§ **DATASET EXCERPTS**:
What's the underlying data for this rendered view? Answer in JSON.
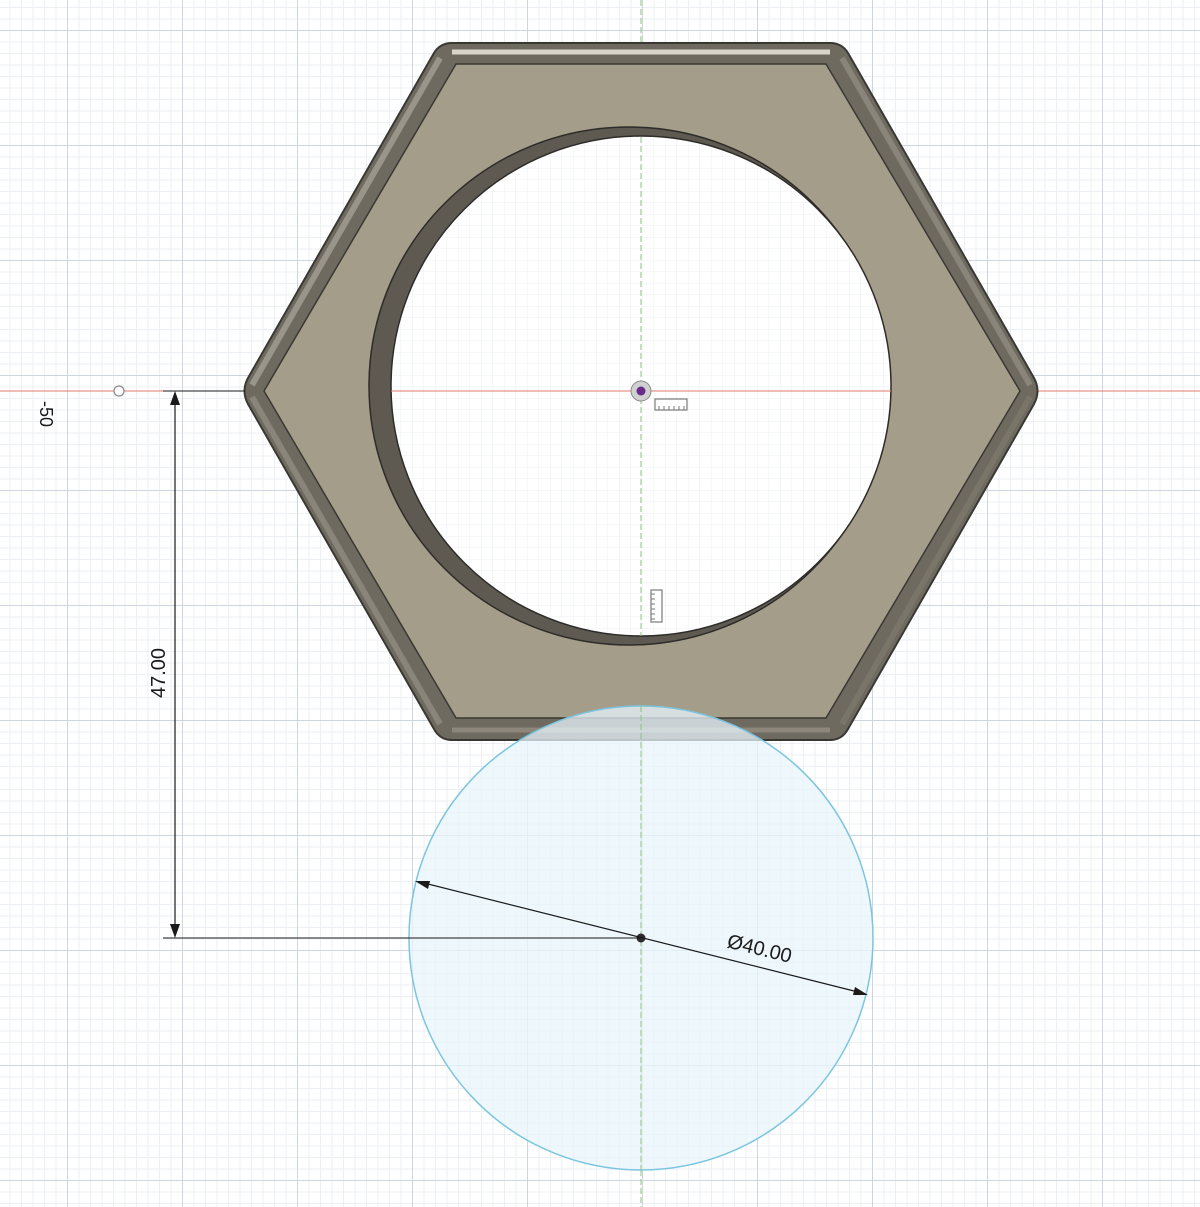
{
  "sketch": {
    "axis_label_x": "-50",
    "dimension_vertical": "47.00",
    "dimension_diameter": "Ø40.00"
  },
  "colors": {
    "part_face": "#a39d8a",
    "part_edge": "#4d4a44",
    "sketch_circle_fill": "#e8f4fb",
    "sketch_circle_stroke": "#7cc5e0",
    "x_axis": "#e07a6b",
    "y_axis": "#8bc37a"
  },
  "icons": [
    "origin-point-icon",
    "sketch-constraint-horizontal-icon",
    "sketch-constraint-vertical-icon"
  ]
}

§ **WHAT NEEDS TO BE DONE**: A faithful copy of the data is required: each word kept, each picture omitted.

§ **RESPONSE TO THE EXERCISE**:
What's the underlying data for this rendered view? Answer in JSON.
{
  "sketch": {
    "axis_label_x": "-50",
    "dimension_vertical": "47.00",
    "dimension_diameter": "Ø40.00"
  },
  "colors": {
    "part_face": "#a39d8a",
    "part_edge": "#4d4a44",
    "sketch_circle_fill": "#e8f4fb",
    "sketch_circle_stroke": "#7cc5e0",
    "x_axis": "#e07a6b",
    "y_axis": "#8bc37a"
  },
  "icons": [
    "origin-point-icon",
    "sketch-constraint-horizontal-icon",
    "sketch-constraint-vertical-icon"
  ]
}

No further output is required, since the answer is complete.